We got our freedom! Clean and clear, with honor and grace. We did what no country in the region managed to do so far, a (relatively) bloodless and victorious coup. We showed the world true Egyptian colors and set ourselves apart. Yet, while that might have seemed like the biggest hurdle, the real challenges and opportunities still lie ahead. That is where we should focus now.
It is only natural to want to hold accountable corrupt leaders of the past. But we will not get[The challenge of a massive youth population] is also an opportunity. The demographic dividend played a key role in the economic boom of the East Asian Tigers. For that, we need the right conditions. revenge, nor should that be our motivating force. We will not be able to turn the clock back on 30 lost years. We will not recover all our stolen funds. And in the end, we will not get justice. What we can get is our future back. And that future depends on what we build today. Our driving force should not be revenge, but to work together to build a new and better future for us and our children.
During this transitional time, we need to keep a healthy distrust of military and religious powers. The military continues to try civilians in military tribunals; detain peaceful demonstrators; allow soldiers’ use of violence against protesters and detainees; and just widened the death penalty sentence to include “criminal acts” such as intimidation, thuggery and disturbing the peace if such “crimes” result in murder. Ironically, the military is now reviewing a law was passed by the Cabinet that categorized protests as a crime punishable by up to a year in jail or a 500,000 L.E. fine. Protests that ushered in this temporary military rule in the first place. These abuses have an air of deja vu from the emergency law under Mubarak.

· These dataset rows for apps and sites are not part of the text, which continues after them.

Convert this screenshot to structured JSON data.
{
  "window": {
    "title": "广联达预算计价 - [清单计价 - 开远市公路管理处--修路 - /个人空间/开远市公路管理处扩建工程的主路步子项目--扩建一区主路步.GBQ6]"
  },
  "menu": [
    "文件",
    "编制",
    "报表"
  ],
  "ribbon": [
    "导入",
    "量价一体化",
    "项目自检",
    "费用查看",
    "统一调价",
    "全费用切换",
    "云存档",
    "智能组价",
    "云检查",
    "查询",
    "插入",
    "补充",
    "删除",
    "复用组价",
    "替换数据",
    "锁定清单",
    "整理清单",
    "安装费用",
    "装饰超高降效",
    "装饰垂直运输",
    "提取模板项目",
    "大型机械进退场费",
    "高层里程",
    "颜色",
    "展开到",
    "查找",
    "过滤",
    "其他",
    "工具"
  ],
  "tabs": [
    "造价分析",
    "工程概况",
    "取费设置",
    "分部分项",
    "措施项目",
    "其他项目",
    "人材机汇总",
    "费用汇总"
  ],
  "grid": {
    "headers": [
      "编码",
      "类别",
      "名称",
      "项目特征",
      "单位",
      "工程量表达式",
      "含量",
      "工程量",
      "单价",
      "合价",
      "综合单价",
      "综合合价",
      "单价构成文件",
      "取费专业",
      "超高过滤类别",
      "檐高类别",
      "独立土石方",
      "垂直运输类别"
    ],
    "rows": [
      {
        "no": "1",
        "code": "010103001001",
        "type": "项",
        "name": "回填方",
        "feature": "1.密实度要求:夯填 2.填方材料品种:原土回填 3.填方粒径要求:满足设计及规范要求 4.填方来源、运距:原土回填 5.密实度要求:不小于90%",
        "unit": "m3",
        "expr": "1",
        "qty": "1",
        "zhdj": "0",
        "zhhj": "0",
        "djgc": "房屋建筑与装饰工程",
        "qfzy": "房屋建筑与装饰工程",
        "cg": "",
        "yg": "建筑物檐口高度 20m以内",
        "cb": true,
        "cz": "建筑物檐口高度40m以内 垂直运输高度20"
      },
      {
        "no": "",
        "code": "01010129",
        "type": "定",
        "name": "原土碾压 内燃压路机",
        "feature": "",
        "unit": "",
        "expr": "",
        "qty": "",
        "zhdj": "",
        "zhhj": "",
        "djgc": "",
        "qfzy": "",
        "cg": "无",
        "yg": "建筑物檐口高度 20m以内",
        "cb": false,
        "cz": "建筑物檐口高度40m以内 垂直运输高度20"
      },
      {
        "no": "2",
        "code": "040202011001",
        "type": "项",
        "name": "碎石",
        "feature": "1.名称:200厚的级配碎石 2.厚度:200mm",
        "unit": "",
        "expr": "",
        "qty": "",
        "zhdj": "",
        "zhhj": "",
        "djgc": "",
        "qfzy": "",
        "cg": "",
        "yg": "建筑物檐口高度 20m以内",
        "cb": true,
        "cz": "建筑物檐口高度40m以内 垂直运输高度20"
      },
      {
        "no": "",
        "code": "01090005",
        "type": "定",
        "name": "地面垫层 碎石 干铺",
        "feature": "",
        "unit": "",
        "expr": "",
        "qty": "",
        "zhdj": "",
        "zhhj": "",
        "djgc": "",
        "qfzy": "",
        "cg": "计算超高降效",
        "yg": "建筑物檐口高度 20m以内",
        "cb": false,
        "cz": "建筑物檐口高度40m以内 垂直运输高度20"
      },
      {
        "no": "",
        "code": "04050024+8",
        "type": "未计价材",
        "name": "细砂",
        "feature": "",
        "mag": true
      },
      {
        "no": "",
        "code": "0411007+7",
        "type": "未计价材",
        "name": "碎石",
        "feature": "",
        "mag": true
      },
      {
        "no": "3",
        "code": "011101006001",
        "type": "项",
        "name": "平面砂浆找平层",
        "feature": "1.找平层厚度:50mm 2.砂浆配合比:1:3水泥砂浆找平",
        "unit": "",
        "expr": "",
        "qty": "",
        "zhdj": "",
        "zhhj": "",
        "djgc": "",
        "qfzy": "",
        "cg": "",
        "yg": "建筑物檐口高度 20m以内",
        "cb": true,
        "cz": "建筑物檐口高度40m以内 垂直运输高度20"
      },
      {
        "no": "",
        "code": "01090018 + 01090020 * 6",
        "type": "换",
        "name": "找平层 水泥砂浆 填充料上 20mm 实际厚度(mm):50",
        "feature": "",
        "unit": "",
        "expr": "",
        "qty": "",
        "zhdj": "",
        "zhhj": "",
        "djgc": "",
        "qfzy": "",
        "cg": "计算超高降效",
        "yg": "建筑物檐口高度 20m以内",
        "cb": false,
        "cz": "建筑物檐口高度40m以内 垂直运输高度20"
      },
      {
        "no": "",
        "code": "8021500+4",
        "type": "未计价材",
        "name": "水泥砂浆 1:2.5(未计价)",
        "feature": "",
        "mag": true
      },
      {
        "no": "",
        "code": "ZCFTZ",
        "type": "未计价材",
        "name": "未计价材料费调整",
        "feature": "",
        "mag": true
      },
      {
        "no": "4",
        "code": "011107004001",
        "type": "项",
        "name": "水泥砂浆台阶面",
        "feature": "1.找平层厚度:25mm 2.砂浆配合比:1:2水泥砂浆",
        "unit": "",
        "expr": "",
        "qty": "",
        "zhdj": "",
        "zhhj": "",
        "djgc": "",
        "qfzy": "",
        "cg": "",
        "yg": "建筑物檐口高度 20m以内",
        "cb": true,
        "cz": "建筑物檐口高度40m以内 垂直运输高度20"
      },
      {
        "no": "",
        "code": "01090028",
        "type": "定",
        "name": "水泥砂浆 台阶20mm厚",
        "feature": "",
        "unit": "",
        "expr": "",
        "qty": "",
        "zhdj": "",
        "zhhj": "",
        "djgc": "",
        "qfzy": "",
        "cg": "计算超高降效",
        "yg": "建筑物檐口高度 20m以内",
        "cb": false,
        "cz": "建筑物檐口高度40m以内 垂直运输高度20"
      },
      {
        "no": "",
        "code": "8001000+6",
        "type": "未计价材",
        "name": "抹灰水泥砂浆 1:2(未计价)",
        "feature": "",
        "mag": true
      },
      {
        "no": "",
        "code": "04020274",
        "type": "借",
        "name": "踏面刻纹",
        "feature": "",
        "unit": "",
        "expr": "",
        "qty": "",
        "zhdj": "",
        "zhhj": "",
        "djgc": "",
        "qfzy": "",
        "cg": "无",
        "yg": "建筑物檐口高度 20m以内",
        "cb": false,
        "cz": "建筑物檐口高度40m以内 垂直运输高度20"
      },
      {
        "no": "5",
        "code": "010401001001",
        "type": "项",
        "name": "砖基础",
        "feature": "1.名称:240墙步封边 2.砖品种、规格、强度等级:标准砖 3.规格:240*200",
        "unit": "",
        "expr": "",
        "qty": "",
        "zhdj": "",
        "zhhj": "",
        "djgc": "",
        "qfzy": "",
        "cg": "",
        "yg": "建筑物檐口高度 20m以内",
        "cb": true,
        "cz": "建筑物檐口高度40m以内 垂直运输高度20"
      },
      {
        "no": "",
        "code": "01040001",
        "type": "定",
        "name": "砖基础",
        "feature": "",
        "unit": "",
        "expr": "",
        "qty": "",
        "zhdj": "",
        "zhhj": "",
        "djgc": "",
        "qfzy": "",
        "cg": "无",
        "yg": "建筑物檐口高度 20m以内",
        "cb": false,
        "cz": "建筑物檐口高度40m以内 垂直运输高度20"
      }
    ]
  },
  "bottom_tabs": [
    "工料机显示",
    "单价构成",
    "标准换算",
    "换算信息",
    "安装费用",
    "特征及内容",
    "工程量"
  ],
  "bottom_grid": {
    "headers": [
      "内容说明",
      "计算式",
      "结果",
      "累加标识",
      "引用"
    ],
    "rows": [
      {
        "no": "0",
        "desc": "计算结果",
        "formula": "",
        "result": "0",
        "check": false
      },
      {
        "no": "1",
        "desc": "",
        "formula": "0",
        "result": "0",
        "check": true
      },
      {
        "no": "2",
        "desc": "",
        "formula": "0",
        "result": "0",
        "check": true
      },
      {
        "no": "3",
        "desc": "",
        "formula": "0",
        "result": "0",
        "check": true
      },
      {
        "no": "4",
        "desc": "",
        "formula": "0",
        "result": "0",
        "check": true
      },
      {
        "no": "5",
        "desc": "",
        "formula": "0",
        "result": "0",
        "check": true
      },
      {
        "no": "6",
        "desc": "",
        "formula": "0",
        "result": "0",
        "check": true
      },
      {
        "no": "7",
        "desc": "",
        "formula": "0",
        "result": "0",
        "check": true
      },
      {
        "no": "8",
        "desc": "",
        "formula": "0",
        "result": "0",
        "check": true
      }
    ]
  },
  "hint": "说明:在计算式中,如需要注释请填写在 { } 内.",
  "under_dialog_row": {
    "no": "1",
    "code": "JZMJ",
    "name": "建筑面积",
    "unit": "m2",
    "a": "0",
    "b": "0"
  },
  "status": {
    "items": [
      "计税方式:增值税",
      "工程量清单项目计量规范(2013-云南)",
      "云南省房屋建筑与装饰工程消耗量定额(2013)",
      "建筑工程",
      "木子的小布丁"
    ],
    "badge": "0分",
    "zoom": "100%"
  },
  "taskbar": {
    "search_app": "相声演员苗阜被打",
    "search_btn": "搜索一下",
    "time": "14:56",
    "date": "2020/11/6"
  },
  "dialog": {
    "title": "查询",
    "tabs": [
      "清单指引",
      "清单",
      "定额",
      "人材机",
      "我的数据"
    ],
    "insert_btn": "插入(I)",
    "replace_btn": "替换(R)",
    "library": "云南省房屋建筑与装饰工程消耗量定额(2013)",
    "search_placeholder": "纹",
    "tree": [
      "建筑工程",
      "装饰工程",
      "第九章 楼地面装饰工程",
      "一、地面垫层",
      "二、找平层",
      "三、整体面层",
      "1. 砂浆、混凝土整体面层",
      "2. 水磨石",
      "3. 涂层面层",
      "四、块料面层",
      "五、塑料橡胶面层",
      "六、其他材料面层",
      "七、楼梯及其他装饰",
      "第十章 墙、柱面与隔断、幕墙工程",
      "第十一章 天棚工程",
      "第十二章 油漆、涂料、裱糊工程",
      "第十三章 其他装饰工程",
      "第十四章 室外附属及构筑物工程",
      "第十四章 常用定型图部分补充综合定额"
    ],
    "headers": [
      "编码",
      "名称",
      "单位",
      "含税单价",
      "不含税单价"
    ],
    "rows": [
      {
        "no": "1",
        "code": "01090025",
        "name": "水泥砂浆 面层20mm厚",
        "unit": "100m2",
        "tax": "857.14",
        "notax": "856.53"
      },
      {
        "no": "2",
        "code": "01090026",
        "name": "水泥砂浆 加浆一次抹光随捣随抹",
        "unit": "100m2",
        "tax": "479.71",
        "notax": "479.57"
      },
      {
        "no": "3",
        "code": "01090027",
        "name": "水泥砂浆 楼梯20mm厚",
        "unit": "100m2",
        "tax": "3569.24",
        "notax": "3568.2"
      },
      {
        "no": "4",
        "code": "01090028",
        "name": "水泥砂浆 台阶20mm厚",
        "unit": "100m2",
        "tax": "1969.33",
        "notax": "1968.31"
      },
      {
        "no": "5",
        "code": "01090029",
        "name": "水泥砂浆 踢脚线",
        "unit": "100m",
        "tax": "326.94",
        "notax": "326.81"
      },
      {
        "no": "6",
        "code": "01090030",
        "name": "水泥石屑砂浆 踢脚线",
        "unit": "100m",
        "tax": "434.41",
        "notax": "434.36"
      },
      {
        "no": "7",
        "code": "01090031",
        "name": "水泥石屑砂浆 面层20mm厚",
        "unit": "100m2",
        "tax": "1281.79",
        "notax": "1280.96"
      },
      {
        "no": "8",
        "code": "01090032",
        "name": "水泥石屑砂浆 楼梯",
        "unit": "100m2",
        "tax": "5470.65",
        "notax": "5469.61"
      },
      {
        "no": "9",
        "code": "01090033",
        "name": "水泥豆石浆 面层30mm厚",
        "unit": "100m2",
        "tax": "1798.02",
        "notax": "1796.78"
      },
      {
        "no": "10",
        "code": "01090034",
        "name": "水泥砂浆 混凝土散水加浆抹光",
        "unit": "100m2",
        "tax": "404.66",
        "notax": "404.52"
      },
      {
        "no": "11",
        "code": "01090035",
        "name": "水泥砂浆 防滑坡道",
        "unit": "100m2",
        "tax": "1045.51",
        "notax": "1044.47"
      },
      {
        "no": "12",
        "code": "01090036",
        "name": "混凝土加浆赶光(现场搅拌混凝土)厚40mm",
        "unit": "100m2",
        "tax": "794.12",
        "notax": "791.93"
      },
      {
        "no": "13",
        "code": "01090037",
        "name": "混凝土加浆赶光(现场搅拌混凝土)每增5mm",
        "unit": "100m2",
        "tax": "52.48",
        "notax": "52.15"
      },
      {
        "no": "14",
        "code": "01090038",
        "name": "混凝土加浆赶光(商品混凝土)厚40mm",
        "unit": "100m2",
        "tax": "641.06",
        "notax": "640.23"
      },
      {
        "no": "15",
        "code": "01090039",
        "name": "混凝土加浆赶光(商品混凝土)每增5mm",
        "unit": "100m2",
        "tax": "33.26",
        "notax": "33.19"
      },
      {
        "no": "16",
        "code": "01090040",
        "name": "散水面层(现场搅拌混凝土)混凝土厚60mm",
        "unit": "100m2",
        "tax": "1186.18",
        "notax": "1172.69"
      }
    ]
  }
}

What we need to build today is a strong economy. An economy that gives gainful employment to our working age population (15-64 years of age), a population 50 million strong. The youth bulge compounded by the youth unemployment in the Middle East is the biggest problem of the coming century. Sixty-five per cent of the population in the region is under the age of 30, that is 242 million people. If this youth formed a country, they would constitute the 4th largest country in the world, directly behind the US and ahead of Indonesia. This youth challenge is the most critical economic development challenge facing the Middle East in the 21st century.
That said, it is also an opportunity. The demographic dividend played a key role in the economic boom of the East Asian Tigers. For that, we need the right conditions. Conditions that provide our youth with a better education, affordable housing and the creation of sustainable jobs. Long term prosperity and stability hinge on the opportunities afforded to this generation. The nation can capitalize on this populationby increasing access to education (particularly for girls); adopting public health programs (sanitation, immunization, reduction of infant mortality); and implementing active family planning policies. As the ratio of dependents to working population decreases, the country will reap the demographic dividend we have seen in other high growth economies.
It is on the back of this generation that the Middle East will build a future middle class - a middle class which can be a catalyst for more open and democratic societies. This is exactly what Egypt has already started to show the world.
This will not be a small feat. But Egypt has all the resources our rich land offers us and the human capital to succeed.
Dina Said is a Managing Director at Unifund SA. A dedicated philanthropist, she has worked to promote female education, particularly as a means of fighting poverty and social instability in the Middle East and North Africa